The regulatory probe that exposed BCCI’s losses was brought about by the bank’s illegal control of several american financial institutions. The largest, first american, was based in washington, DC, and was osten- sibly run for 12 years by two high- profile washington insiders, former US secretary of defense clark clifford and his law partner robert altman. These two men became involved with BCCI in 1978, when they were hired as the bank’s US lawyers. One year earlier, BCCI had set its sights on financial general bankshares, the company that would later become first american.Imf money laundering A takeover group that included bert lance (a banker from georgia, better known as the carter admin- istration’s budget director) and var- ious middle eastern shareholders was formed in 1977. By 1978, it had purchased 25 per cent of the avail- able shares in financial general. At that point, the SEC charged the group with failing to disclose owner- ship information, but did not stop the takeover. When the takeover group made a $70 million bid for financial general, the federal reserve board initially rejected it. This hurdle did not stop BCCI and the investors connected to it, however, and in 1980, financial general accepted a takeover bid of $180 million. Approval for the deal was delayed until 1982, while regulators attempted to verify that BCCI would not be controlling the US bank. Clifford and altman assured the authorities that they would be in charge of the purchased institution, and the deal was allowed.Imf money laundering the two lawyers became the top execu- tives of the washington bank, which was renamed first american bankshares.

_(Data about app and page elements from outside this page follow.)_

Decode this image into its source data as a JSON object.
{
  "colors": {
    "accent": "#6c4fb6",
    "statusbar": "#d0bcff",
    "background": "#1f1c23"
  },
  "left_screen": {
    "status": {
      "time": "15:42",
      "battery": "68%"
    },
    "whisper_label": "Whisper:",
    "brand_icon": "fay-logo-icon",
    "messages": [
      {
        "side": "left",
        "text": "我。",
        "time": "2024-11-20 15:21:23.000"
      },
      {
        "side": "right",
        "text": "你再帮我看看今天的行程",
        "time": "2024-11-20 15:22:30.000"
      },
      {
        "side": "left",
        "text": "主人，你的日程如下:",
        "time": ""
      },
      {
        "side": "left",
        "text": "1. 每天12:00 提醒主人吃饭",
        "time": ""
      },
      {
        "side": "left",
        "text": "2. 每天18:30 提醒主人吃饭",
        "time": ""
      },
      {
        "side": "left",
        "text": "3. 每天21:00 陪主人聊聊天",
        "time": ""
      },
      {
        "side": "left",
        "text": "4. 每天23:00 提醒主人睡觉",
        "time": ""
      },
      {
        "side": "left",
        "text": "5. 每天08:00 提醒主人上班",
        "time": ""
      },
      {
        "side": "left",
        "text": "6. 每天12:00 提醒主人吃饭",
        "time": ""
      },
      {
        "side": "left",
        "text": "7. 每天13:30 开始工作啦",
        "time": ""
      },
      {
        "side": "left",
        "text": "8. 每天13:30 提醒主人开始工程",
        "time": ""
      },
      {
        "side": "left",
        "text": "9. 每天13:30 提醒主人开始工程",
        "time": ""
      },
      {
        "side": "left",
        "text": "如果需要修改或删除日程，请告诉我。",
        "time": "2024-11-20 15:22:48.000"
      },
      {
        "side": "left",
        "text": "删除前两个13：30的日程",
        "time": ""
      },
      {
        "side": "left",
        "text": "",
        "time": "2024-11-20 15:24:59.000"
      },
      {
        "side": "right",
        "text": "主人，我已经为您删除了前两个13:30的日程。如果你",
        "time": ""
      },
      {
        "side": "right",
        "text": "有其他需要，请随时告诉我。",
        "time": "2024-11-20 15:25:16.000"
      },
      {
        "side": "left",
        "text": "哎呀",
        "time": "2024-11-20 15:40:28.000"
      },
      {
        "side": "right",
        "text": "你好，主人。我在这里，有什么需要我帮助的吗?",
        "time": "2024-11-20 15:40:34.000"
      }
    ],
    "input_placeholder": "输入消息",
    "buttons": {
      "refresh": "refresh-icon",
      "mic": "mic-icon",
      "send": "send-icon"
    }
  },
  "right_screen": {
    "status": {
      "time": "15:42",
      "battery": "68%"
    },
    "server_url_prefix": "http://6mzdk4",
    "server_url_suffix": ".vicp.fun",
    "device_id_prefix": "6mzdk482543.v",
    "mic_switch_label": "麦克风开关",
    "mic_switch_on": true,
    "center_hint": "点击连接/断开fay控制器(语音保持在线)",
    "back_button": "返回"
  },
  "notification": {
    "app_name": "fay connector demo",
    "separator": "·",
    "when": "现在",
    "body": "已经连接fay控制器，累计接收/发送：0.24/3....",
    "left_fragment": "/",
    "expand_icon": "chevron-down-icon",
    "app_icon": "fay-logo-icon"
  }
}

Eventually, when BCCI’s involvement with the bank was publicised, first american lost a large amount of business and, in 1993, part of it was sold to first union corp. Clifford and altman maintained that they had acted in good faith, and that BCCI had not gained effective control over the US bank. In 1993, altman was acquitted of charges of bank fraud in a new york state court, while charges against clifford were set aside due to his ill health. In 1998, not long before clifford died, both men reached a $5 million settlement with the federal reserve board without admitting any of the alle- gations. BCCI’s involvement in US banking was not limited to washington. In 1987, first american made an all- cash offer for the national bank of georgia that, the federal reserve later alleged, was simply a way for BCCI to secure covert investments it had made a decade or so earlier.Imf money laundering like first american, national bank of georgia was sold, to south trust corp, after its BCCI connection was revealed. Other institutions fatally embroiled in BCCI’s complex deals and shadowy investments included the independence bank, encino, california and centrust, an already troubled miami-based thrift.